Exercise details –
Without including any pictures, reproduce all the lines below word for word.

Working data –
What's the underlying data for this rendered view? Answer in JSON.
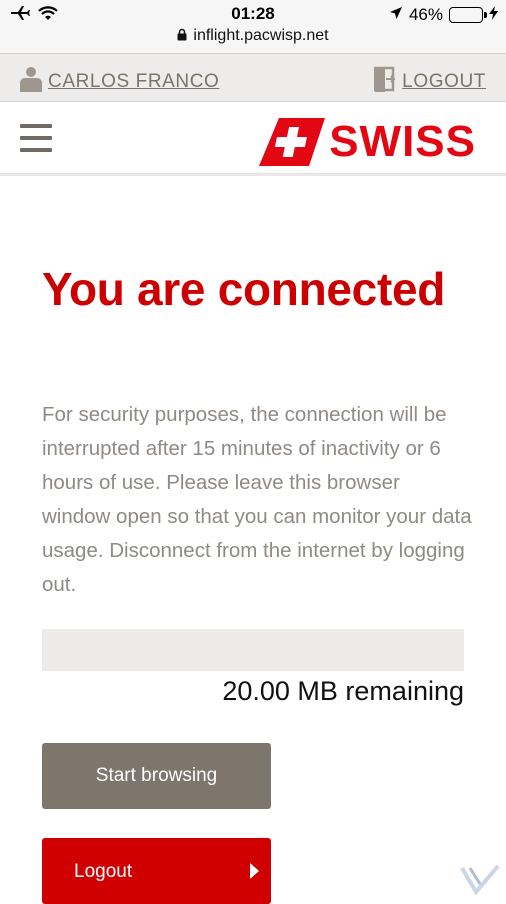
{
  "status_bar": {
    "time": "01:28",
    "battery_percent": "46%",
    "battery_level": 0.46,
    "url": "inflight.pacwisp.net",
    "icons": [
      "airplane-icon",
      "wifi-icon",
      "location-icon",
      "battery-icon",
      "charging-icon",
      "lock-icon"
    ]
  },
  "user_bar": {
    "user_name": "CARLOS FRANCO",
    "logout_label": "LOGOUT"
  },
  "header": {
    "logo_text": "SWISS",
    "menu_icon": "hamburger-menu-icon"
  },
  "main": {
    "title": "You are connected",
    "info": "For security purposes, the connection will be interrupted after 15 minutes of inactivity or 6 hours of use. Please leave this browser window open so that you can monitor your data usage. Disconnect from the internet by logging out.",
    "data_used_fraction": 0.0,
    "remaining": "20.00 MB remaining",
    "start_button": "Start browsing",
    "logout_button": "Logout"
  },
  "colors": {
    "brand_red": "#cc0000",
    "button_grey": "#7e756d",
    "logout_red": "#d00000",
    "text_grey": "#8f8a85"
  }
}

Answer for this exercise –
What's the underlying data for this rendered view? Answer in JSON.
{
  "status_bar": {
    "time": "01:28",
    "battery_percent": "46%",
    "battery_level": 0.46,
    "url": "inflight.pacwisp.net",
    "icons": [
      "airplane-icon",
      "wifi-icon",
      "location-icon",
      "battery-icon",
      "charging-icon",
      "lock-icon"
    ]
  },
  "user_bar": {
    "user_name": "CARLOS FRANCO",
    "logout_label": "LOGOUT"
  },
  "header": {
    "logo_text": "SWISS",
    "menu_icon": "hamburger-menu-icon"
  },
  "main": {
    "title": "You are connected",
    "info": "For security purposes, the connection will be interrupted after 15 minutes of inactivity or 6 hours of use. Please leave this browser window open so that you can monitor your data usage. Disconnect from the internet by logging out.",
    "data_used_fraction": 0.0,
    "remaining": "20.00 MB remaining",
    "start_button": "Start browsing",
    "logout_button": "Logout"
  },
  "colors": {
    "brand_red": "#cc0000",
    "button_grey": "#7e756d",
    "logout_red": "#d00000",
    "text_grey": "#8f8a85"
  }
}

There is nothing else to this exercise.